The Auld Bank Coffeeshop is a single storey dropping to two storeys to the rear three bay building facing the high street. “Auld” meaning “old” is pronounced “owl”. Its rough cut stone and brick quoined exterior is more associated with east of the River Bann villages such as Hillsborough and Moira. Ulster Bank closed its branch in 2015 and the building owner, Blakiston Houston Estates Company, converted it into a coffeeshop. A very popular one at that, serving the best panini west of the Bann. The bank was built in 1845 with a gabled porch added in 1980. In true late 20th century style, the fanlight and sidelights surrounding the entrance door have a post modern feel to them. The interior has been opened up; simple ceiling mouldings provide an unpretentious backdrop to the café.

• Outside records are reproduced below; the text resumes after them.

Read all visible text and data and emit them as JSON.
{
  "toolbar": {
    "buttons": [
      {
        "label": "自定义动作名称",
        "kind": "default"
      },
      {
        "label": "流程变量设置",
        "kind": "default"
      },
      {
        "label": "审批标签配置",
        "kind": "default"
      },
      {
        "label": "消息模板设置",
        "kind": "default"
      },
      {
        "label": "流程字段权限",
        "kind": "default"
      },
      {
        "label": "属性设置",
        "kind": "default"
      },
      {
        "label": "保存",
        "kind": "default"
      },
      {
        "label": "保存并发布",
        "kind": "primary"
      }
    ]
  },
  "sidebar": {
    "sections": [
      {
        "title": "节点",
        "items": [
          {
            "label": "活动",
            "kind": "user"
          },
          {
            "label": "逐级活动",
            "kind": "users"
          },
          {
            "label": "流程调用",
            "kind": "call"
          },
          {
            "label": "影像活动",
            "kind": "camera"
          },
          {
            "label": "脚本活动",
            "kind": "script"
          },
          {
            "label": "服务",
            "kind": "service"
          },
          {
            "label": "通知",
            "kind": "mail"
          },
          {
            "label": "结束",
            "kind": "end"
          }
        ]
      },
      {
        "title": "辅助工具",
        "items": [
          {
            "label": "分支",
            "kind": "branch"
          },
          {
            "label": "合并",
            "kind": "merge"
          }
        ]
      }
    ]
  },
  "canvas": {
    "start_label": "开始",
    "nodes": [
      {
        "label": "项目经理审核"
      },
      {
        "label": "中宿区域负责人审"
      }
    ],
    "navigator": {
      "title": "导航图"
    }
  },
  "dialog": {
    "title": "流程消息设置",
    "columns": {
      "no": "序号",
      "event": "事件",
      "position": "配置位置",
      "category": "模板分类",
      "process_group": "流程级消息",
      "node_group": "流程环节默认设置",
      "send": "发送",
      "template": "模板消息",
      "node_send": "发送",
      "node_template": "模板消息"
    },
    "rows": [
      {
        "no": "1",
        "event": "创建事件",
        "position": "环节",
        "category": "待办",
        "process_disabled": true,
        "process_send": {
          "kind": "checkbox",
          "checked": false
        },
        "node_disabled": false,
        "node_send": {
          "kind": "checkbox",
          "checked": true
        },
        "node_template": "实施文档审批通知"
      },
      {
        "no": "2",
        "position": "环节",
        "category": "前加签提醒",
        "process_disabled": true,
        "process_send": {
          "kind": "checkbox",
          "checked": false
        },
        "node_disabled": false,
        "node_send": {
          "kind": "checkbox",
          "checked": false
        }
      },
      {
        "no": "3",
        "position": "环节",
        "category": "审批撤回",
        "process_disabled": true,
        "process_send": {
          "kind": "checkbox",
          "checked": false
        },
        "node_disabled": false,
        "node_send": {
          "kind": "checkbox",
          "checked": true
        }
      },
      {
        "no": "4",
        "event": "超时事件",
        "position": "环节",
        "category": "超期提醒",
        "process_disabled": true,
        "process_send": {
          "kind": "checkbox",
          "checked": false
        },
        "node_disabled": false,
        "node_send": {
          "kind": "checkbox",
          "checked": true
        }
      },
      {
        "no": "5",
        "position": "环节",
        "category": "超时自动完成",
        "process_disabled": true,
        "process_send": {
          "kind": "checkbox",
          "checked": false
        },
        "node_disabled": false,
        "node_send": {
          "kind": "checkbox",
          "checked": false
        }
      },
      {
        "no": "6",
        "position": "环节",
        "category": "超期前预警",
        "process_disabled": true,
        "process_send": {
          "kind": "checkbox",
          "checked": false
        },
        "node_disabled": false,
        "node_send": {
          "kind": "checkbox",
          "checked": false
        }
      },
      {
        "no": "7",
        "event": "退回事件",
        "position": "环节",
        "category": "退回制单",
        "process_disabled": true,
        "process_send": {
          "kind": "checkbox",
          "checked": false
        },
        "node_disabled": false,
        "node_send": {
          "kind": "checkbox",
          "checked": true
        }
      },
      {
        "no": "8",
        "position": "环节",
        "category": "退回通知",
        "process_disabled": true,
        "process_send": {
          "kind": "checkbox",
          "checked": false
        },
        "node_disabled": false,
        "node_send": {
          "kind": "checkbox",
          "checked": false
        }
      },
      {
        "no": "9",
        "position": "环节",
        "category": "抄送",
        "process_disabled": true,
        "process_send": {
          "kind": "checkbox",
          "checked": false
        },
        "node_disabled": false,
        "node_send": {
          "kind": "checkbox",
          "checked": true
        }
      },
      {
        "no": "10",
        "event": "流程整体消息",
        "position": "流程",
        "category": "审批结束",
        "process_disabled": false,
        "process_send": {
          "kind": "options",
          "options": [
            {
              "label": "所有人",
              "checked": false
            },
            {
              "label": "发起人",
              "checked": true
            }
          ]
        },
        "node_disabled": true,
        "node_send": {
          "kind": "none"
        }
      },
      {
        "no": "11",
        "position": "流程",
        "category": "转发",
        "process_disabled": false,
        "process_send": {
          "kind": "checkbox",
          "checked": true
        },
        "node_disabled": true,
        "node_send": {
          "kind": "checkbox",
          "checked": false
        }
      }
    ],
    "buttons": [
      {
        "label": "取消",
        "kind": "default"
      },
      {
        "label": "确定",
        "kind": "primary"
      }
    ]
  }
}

Alastair Rowan sums up St Patrick’s Church of Ireland, Parish of Lower Badoney, in his 1979 Buildings of North West Ulster (sponsored by Lord Dunleath’s Charitable Trust), “1856 by Joseph Welland, replaced the first Lower Badoney church of 1730. A standard stone built hall with short sanctuary, end porch, and bellcote. Short paired lancets, seven down each side, with quarry glass, and a nice braced truss roof inside, high and a little richer than usual.” A sprawling underdeveloped graveyard drapes a green apron around the entrance front.
Dr Rowan goes on to explain the church architect’s credentials, “The Church of Ireland had from 1843 one architect, Joseph Welland, who catered for all its needs. His qualifications were impeccable. Welland, a relative of the Bishop of Down, had trained in Dublin in the office of John Bowden, through whom in 1826 he obtained the appointment of architect to the Board of First Fruits in the Tuam Division. In 1839, when the Irish Ecclesiastical Commission replaced the old Board of First Fruits, Welland was appointed one of its four architects (although the older William Farrell seems to have retained responsibility for the North), and in 1843 on the reorganisation of the Commission he became the sole architect.”
Beltrim National School is a long single storey white rendered with slate roof building looking across the road to the cemetery. A juxtaposed case of early life meets everlasting life. To either extremity of the façade is an entrance (one for boys, one for girls) separated by six tall windows. Both entrance doors are painted farm shed red with a school name plus date plaque (1899). Completely symmetrical, the former school turned youth club portrays provincial architectural perfection. So contained, so uncontrived.
There’s nothing castellated about Beltrim Castle. Alright, remnants of an early 17th century bawn are integrated in the garden wall. Tyrone people call country houses “castles”. Locals refer to nearby Baronscourt (firmly in the country house category) as “the castle”. Alastair Rowan believes the current appearance of Beltrim Castle dates from the 1820s and notes its overhanging eaves. The house is incredibly attractive in an understated Ulster way. The five bay entrance front has a fanlight over its entrance door as big and grand as one on any Dublin townhouse. To the rear, Beltrim Castle’s return wing is nearly as long as Gortin High Street or at least a terrace lining it. The estate is privately owned by the Blakiston Houstons but the gardens are occasionally open to the public.